Check every line below for the word "Oldham" and show those that hold it.
--
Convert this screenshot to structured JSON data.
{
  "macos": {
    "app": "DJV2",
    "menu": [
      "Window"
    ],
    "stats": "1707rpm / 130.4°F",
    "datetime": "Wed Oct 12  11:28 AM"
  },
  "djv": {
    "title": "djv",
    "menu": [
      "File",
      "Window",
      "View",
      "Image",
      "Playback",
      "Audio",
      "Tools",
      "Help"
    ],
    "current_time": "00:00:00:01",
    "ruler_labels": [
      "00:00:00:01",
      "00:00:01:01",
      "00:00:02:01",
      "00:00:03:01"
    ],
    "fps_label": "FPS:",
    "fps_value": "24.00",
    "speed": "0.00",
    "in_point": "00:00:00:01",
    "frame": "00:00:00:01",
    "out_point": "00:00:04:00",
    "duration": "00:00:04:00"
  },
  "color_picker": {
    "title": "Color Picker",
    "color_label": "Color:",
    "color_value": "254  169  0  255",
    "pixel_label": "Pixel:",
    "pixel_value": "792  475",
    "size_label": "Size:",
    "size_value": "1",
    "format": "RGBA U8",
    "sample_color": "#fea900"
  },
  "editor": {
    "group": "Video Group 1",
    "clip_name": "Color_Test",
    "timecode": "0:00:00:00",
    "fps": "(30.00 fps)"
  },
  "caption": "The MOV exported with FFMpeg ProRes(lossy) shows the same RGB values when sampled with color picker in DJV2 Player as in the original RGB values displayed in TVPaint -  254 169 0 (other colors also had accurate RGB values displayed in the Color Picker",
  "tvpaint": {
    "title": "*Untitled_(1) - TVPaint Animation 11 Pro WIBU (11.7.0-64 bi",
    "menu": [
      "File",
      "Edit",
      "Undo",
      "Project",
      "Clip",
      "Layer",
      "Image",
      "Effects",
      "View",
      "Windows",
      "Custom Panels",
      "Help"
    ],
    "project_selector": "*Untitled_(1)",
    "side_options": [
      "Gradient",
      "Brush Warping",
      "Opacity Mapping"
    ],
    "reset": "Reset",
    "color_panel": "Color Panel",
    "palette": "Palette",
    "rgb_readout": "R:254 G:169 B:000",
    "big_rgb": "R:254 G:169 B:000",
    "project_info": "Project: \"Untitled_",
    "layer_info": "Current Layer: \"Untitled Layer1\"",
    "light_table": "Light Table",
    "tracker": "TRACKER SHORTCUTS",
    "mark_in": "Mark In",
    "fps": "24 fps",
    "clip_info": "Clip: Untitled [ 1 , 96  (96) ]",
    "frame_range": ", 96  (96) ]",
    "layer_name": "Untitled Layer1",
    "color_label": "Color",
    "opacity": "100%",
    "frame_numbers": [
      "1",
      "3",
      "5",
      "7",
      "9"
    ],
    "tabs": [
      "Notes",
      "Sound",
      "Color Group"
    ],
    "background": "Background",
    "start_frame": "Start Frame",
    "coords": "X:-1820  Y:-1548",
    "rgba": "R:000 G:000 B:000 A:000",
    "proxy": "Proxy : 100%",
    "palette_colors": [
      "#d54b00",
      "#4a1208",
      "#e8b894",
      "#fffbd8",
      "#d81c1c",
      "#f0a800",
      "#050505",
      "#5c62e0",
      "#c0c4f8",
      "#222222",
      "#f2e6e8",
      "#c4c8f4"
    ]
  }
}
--
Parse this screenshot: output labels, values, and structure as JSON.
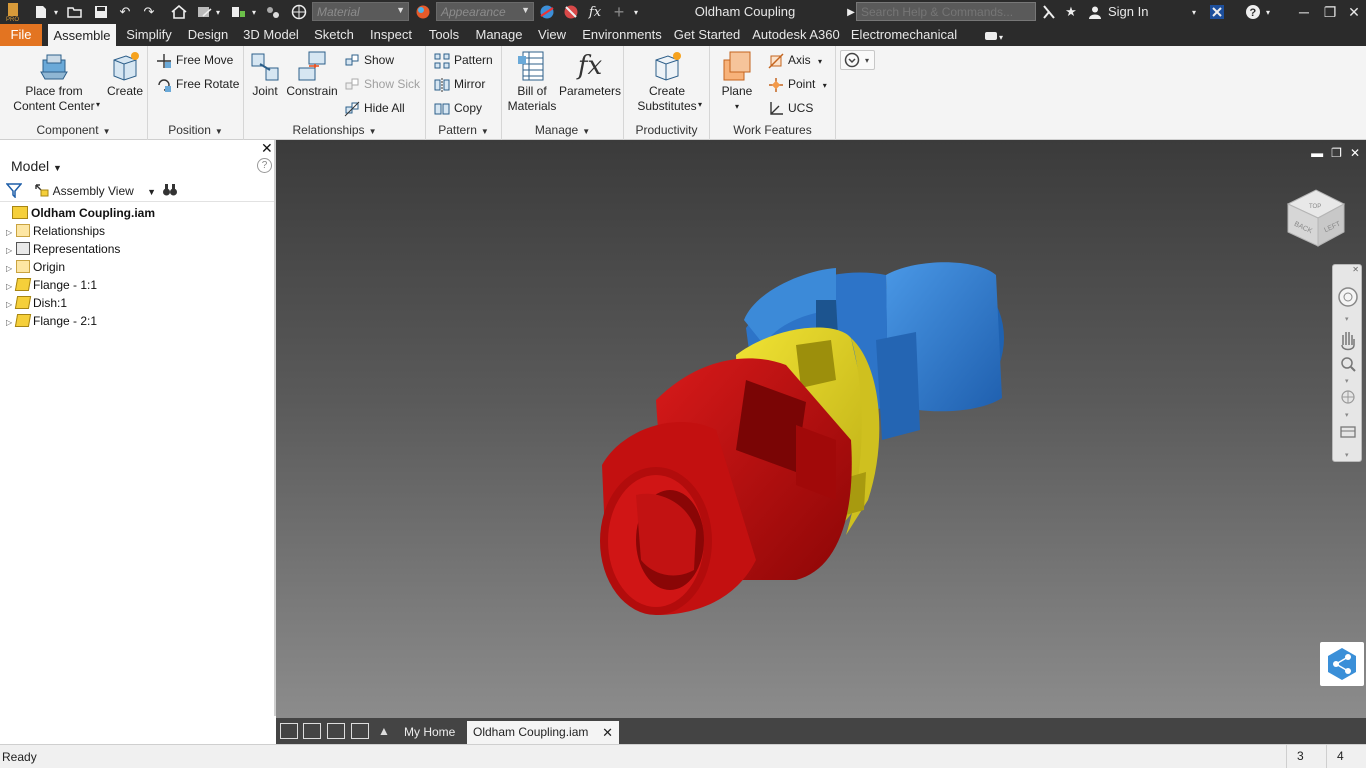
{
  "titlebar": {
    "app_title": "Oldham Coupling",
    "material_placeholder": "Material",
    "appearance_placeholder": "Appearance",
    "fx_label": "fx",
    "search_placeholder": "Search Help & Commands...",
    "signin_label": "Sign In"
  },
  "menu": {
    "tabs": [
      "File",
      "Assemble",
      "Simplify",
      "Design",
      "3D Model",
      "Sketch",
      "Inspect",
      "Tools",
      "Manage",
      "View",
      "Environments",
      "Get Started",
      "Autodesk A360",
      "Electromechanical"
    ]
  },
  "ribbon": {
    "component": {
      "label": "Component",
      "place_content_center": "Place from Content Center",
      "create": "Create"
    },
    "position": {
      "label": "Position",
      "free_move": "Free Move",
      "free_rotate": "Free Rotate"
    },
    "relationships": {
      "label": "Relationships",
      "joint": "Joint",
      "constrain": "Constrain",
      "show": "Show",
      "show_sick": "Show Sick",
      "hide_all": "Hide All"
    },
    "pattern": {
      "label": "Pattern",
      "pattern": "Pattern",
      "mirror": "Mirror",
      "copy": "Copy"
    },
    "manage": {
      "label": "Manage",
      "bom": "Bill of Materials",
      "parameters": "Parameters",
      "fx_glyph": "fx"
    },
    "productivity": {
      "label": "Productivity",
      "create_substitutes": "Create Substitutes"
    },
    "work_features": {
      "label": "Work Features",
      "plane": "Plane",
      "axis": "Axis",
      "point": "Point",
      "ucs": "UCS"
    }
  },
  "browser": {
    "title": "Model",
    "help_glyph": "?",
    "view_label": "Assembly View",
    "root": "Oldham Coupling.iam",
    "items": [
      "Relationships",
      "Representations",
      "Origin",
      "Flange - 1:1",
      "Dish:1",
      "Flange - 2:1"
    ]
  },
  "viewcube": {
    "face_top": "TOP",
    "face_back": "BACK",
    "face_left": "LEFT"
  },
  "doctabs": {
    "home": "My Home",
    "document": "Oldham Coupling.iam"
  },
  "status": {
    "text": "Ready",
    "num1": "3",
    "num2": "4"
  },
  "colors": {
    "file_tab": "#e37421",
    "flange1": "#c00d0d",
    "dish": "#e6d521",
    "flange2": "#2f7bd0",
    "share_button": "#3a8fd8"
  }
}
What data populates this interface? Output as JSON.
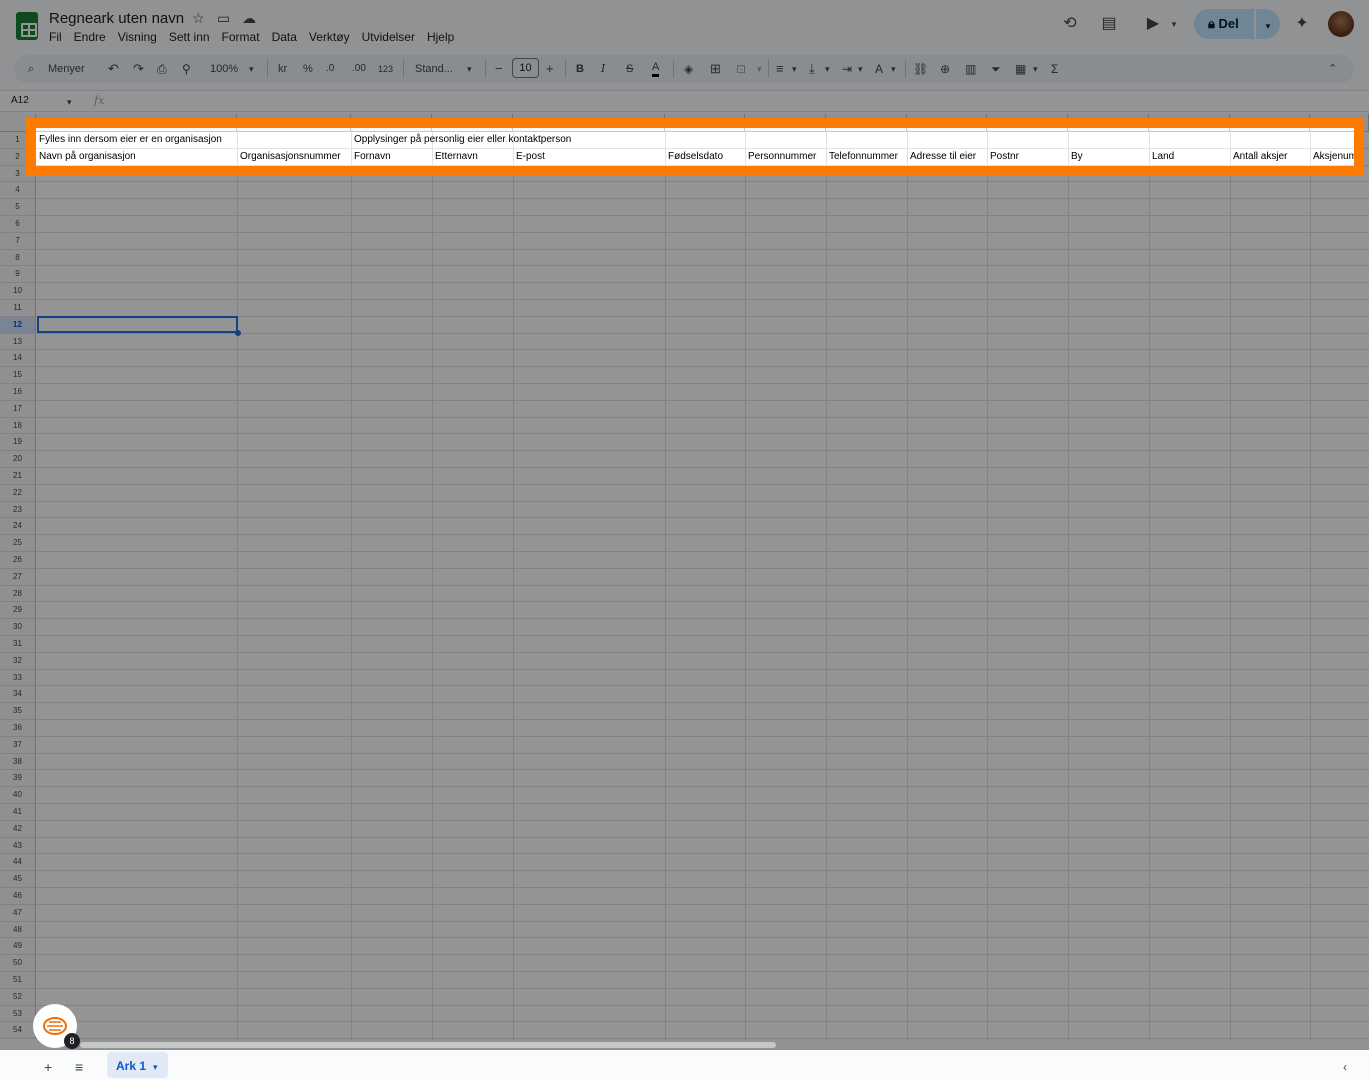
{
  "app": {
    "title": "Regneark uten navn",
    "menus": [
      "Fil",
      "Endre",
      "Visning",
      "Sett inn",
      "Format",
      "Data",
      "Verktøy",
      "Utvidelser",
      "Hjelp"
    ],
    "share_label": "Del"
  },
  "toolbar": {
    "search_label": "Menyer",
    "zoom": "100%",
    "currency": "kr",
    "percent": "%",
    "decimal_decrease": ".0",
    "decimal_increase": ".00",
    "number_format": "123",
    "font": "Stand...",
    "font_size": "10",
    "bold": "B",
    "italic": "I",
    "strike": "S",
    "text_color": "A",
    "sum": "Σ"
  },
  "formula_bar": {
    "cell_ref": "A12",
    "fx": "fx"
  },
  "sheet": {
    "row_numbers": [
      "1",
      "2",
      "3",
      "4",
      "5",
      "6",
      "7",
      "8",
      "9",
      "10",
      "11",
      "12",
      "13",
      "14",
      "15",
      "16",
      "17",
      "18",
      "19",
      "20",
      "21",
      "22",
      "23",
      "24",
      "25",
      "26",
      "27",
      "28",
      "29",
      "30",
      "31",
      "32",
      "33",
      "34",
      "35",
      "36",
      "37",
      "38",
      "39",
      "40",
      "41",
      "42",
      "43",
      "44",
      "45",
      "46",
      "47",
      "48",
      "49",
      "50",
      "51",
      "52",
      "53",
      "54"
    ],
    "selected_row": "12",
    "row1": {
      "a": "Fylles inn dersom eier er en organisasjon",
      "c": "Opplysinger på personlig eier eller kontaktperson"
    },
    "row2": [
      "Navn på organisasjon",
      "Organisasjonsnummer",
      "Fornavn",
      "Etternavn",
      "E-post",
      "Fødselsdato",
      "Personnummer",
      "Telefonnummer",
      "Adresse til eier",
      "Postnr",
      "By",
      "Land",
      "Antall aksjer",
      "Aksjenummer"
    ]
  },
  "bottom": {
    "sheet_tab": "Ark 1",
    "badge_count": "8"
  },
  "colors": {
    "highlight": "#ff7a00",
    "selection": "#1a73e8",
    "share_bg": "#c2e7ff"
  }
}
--
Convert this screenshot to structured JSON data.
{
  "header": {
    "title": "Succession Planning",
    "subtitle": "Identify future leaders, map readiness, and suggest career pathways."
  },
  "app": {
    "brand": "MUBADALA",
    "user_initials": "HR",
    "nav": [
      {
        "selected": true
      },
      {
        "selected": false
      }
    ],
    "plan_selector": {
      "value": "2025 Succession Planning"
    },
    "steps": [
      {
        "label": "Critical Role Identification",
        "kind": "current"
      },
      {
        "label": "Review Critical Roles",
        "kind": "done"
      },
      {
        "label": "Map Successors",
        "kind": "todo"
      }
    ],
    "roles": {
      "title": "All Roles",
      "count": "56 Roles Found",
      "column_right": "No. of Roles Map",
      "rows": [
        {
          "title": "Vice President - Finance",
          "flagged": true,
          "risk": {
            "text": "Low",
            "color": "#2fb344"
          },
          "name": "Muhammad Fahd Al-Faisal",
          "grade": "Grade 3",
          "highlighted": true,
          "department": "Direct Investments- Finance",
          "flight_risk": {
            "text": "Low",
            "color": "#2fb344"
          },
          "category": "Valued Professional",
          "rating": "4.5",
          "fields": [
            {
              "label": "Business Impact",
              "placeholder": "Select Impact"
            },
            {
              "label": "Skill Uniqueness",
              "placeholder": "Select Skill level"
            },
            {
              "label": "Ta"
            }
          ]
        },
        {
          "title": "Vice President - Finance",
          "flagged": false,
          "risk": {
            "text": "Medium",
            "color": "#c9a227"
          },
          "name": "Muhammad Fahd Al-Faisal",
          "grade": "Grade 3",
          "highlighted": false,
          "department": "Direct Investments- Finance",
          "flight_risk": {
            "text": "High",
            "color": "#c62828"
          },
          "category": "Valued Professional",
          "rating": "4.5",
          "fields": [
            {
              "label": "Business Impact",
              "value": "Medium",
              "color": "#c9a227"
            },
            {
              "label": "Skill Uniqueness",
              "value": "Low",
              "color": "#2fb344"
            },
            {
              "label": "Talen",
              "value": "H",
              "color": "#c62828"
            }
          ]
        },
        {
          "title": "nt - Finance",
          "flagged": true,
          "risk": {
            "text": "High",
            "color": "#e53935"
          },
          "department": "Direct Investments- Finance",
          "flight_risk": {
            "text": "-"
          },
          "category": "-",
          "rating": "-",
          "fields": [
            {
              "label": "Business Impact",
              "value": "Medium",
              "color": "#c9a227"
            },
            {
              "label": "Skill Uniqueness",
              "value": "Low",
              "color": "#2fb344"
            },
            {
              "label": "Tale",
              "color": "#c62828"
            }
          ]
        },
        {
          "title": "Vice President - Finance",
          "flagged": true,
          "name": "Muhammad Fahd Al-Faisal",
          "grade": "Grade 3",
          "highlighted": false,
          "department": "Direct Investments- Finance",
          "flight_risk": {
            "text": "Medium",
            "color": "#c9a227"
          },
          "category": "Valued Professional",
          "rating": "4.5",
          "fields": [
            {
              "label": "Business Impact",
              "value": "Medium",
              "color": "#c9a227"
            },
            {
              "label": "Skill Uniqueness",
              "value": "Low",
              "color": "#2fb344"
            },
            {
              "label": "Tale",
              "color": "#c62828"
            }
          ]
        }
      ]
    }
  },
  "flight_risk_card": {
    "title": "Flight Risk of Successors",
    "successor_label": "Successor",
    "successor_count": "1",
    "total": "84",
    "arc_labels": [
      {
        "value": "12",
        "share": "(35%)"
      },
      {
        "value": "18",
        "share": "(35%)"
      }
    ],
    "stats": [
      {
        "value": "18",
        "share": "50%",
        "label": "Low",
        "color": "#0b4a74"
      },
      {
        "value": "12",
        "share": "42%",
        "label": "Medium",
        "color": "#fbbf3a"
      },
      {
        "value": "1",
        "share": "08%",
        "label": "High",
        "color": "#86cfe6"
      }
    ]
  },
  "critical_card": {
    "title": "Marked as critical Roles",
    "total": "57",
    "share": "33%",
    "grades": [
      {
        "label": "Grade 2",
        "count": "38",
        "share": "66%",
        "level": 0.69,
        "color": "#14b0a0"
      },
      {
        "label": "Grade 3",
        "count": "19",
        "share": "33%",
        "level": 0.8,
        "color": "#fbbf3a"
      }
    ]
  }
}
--
TASK SOLUTION.
    "app_title": "Oldham Coupling",
    "root": "Oldham Coupling.iam",
    "document": "Oldham Coupling.iam"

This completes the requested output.